By Coralee Hochstedler
If you’ve been on campus at all this semester, you have probably seen at least one person on some sort of four-wheeled board. Many were driven to this hobby out of boredom during the nation-wide stay at home order last March. However, that is far from where it first started at Malone.
“I started [skating] my freshman year,” Luke Kondak, senior music major, said. “One of my friends had a Penny board, so I got one too. After that I just kinda kept using it because it was so nice to get around campus.” Kondak, along with his brother Graham Kondak, have been widely credited as the first skaters on campus.
“It’s fun, being one of the original people who started skating, because there’s people who I saw last year who didn’t have skateboards at all and now all of a sudden they’ve got their longboard or whatever this year. It’s fun!” Graham Kondak said, welcoming newcomers to the hobby with open arms.
The increase of skaters has, naturally, brought with it an expansion of the skating community; it seems that where there is one skater another will soon follow. The community aspect of skating is potentially one of the most appealing incentives to buying your own board.
“It’s just skating with other people and having fun, really,” Graham Kondak said. “Like, it’s nice to get around on and makes it easy to get to class really fast, but ultimately when you’re skating and laughing with other people it just makes it so much more fun!”
However, getting into the world of skating can be intimidating. There are questions such as what type of board will be easiest to learn on, what types of hardware should the board be equipped with based on your environment as well as the fear of injury.
Some boards, like the Penny board, are small and inconspicuous; a great choice for taking into class. Also due to their small size, they can reach substantially high speeds. However, because they have a smaller deck, your feet cannot be as spread out and your ability to balance will be hindered. Learning on a Penny Board could be difficult.
If you decide to go with a longboard, however, you’ll have to deal with lugging around a piece of equipment that can be up to 11 pounds—not so good for taking into class. On the other hand, for leisure riding, long distances and generally having an easier time of staying on, longboards are a good choice. That being said, some skaters have taken issue with the supposed practicality of using boards as a way to efficiently make it around campus.
“It’s more challenging to skate on this campus, I would say, because all the buildings are relatively close together,” Danielle DeYoung, freshman zoo and wildlife biology major, said. “Plus it’s very hilly… [campus is] just small enough that, yeah it’s convenient if you’re going to the Johnson Center, or from Devol Hall to Regula Hall or something, but it could be considered impractical otherwise.
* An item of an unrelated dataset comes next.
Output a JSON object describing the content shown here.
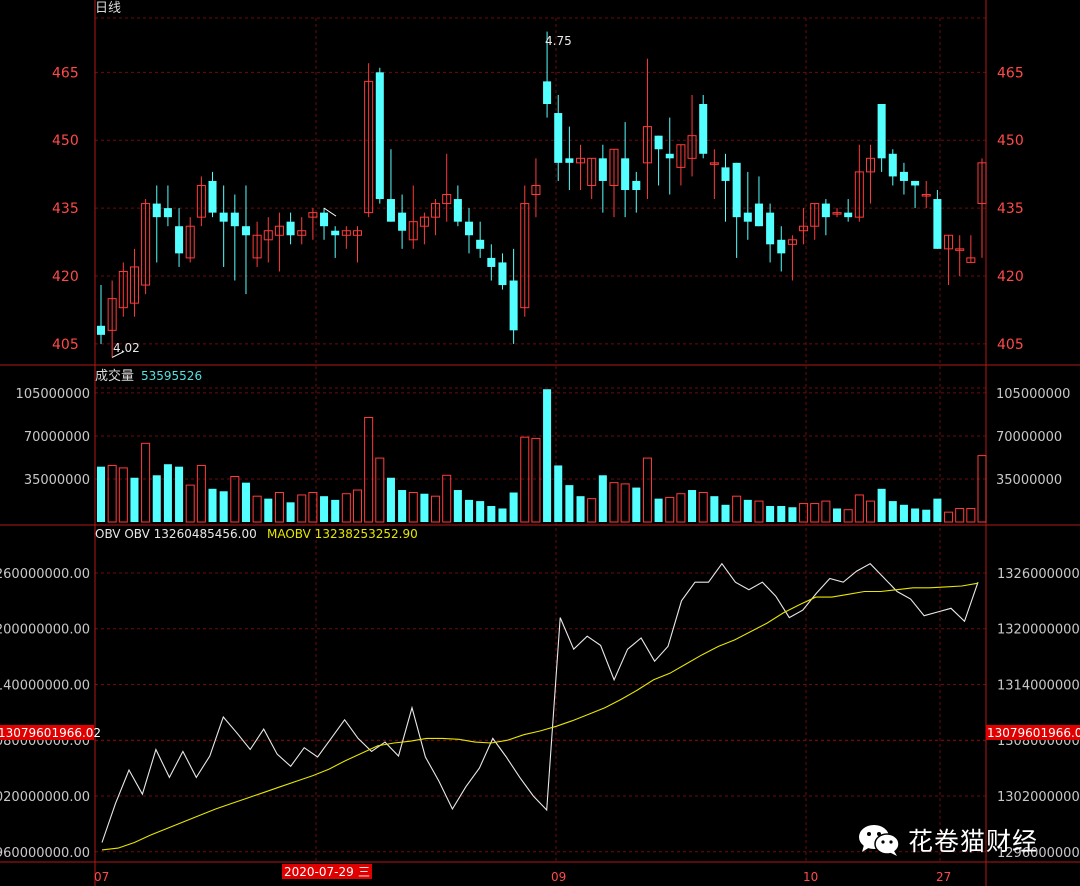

But it’s very fun if you’re just vibing!”
“It took a long while to get comfortable, especially on hills like the Johnson Center hill—that was pretty scary,” Luke Kondak said. “My words of advice would be to take it slow, don’t go crazy and be careful. You will fall. I mean, I’ve fallen, and everyone that I know has fallen. It’s a thing that happens, you just have to be ready for it.”
Even so, the enjoyment of skating itself has drawn enough of a crowd to make it a frequented pastime on campus. Though it’s not ideal, some amount of falling and injury is to be expected. Wearing safety gear such as helmets, knee pads and elbow pads can help mitigate this concern.
With the arrival of winter and the unknown future amid COVID-19, it’s hard to tell if skating on campus will be an option in the coming months. However, during these tumultuous times, picking up a new hobby can create a generous layer of normalcy. If you ever have questions about the world of skating and how to get into it, ask your nearest skater for advice!